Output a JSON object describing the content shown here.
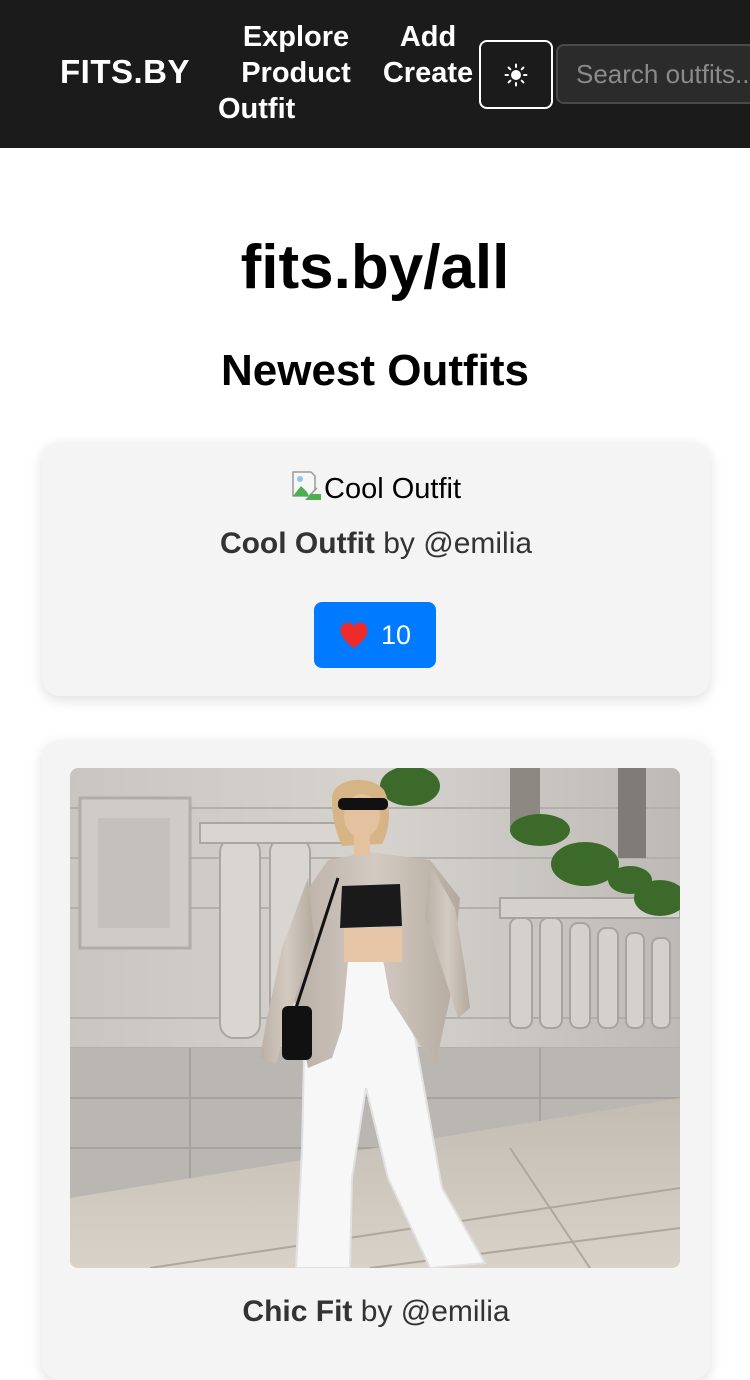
{
  "navbar": {
    "brand": "FITS.BY",
    "explore_line1": "Explore",
    "explore_line2": "Product",
    "explore_line3": "Outfit",
    "add_line1": "Add",
    "add_line2": "Create",
    "theme_icon": "sun-icon",
    "search_placeholder": "Search outfits..."
  },
  "main": {
    "title": "fits.by/all",
    "section_title": "Newest Outfits"
  },
  "outfits": [
    {
      "image_alt": "Cool Outfit",
      "name": "Cool Outfit",
      "by_text": " by @emilia",
      "likes": "10",
      "like_icon": "heart-icon",
      "like_button_color": "#007bff",
      "heart_color": "#ee2b2b"
    },
    {
      "name": "Chic Fit",
      "by_text": " by @emilia"
    }
  ],
  "colors": {
    "navbar_bg": "#1b1b1b",
    "card_bg": "#f4f4f4",
    "accent": "#007bff"
  }
}
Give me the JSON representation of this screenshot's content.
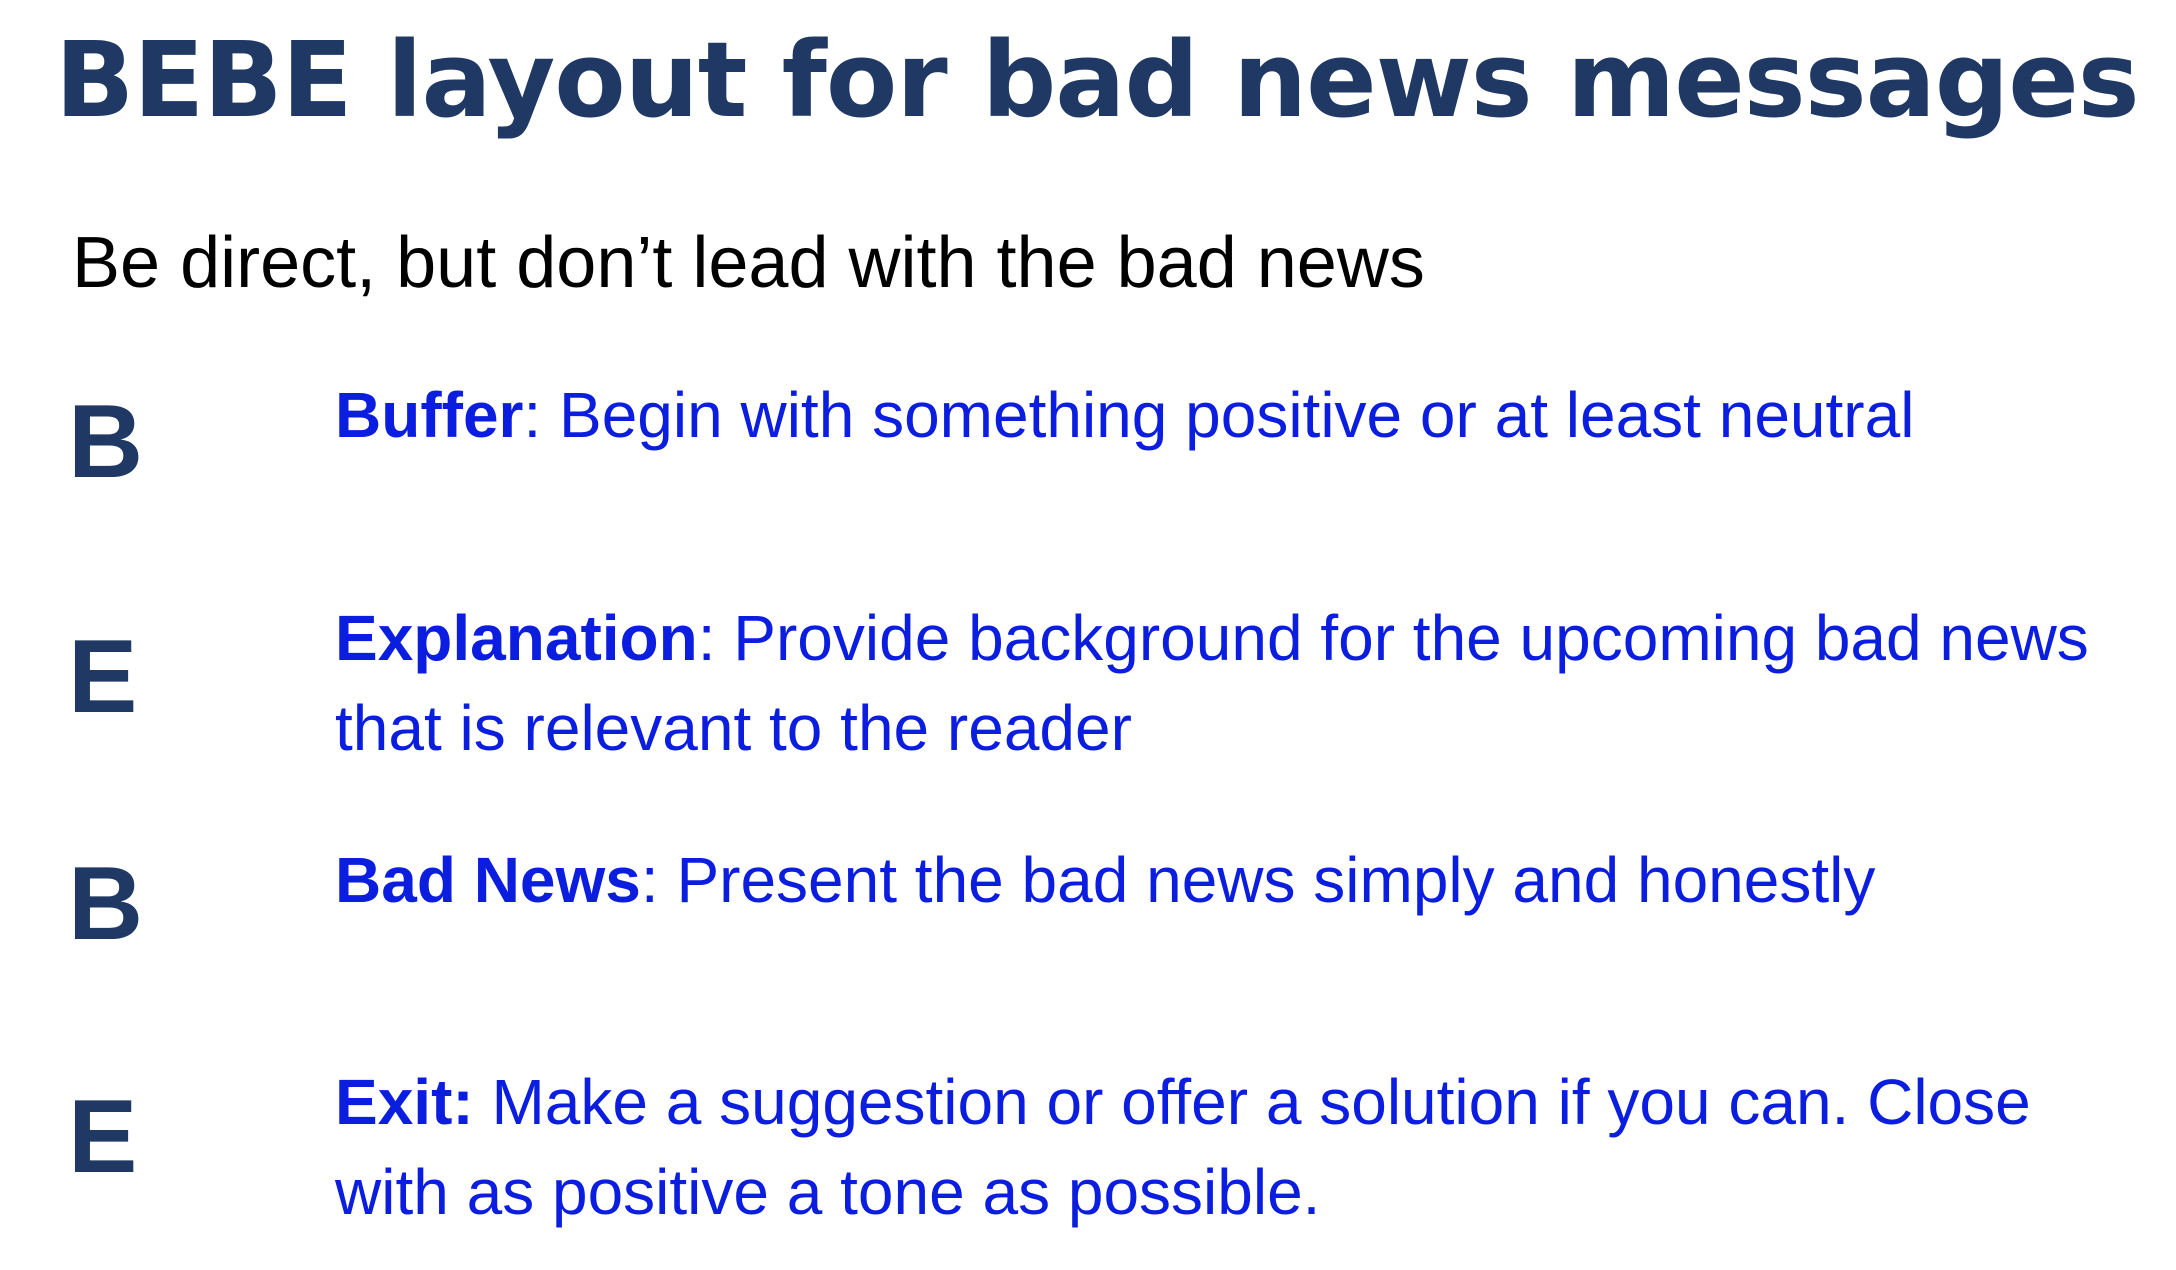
{
  "slide": {
    "title": "BEBE layout for bad news messages",
    "subtitle": "Be direct, but don’t lead with the bad news",
    "steps": [
      {
        "letter": "B",
        "term": "Buffer",
        "separator": ":",
        "text": " Begin with something positive or at least neutral"
      },
      {
        "letter": "E",
        "term": "Explanation",
        "separator": ":",
        "text": " Provide background for the upcoming bad news that is relevant to the reader"
      },
      {
        "letter": "B",
        "term": "Bad News",
        "separator": ":",
        "text": " Present the bad news simply and honestly"
      },
      {
        "letter": "E",
        "term": "Exit:",
        "separator": "",
        "text": " Make a suggestion or offer a solution if you can. Close with as positive a tone as possible."
      }
    ]
  },
  "colors": {
    "title": "#1f3864",
    "letters": "#1f3864",
    "body_text": "#0b1ee0",
    "subtitle": "#000000",
    "background": "#ffffff"
  }
}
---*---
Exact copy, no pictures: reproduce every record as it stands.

__Task output__
Output a JSON object describing the content shown here.
{
  "navbar": {
    "brand": "FITS.BY",
    "explore_line1": "Explore",
    "explore_line2": "Product",
    "explore_line3": "Outfit",
    "add_line1": "Add",
    "add_line2": "Create",
    "theme_icon": "sun-icon",
    "search_placeholder": "Search outfits..."
  },
  "main": {
    "title": "fits.by/all",
    "section_title": "Newest Outfits"
  },
  "outfits": [
    {
      "image_alt": "Cool Outfit",
      "name": "Cool Outfit",
      "by_text": " by @emilia",
      "likes": "10",
      "like_icon": "heart-icon",
      "like_button_color": "#007bff",
      "heart_color": "#ee2b2b"
    },
    {
      "name": "Chic Fit",
      "by_text": " by @emilia"
    }
  ],
  "colors": {
    "navbar_bg": "#1b1b1b",
    "card_bg": "#f4f4f4",
    "accent": "#007bff"
  }
}
Give me the JSON representation of this screenshot's content.
{
  "slide": {
    "title": "BEBE layout for bad news messages",
    "subtitle": "Be direct, but don’t lead with the bad news",
    "steps": [
      {
        "letter": "B",
        "term": "Buffer",
        "separator": ":",
        "text": " Begin with something positive or at least neutral"
      },
      {
        "letter": "E",
        "term": "Explanation",
        "separator": ":",
        "text": " Provide background for the upcoming bad news that is relevant to the reader"
      },
      {
        "letter": "B",
        "term": "Bad News",
        "separator": ":",
        "text": " Present the bad news simply and honestly"
      },
      {
        "letter": "E",
        "term": "Exit:",
        "separator": "",
        "text": " Make a suggestion or offer a solution if you can. Close with as positive a tone as possible."
      }
    ]
  },
  "colors": {
    "title": "#1f3864",
    "letters": "#1f3864",
    "body_text": "#0b1ee0",
    "subtitle": "#000000",
    "background": "#ffffff"
  }
}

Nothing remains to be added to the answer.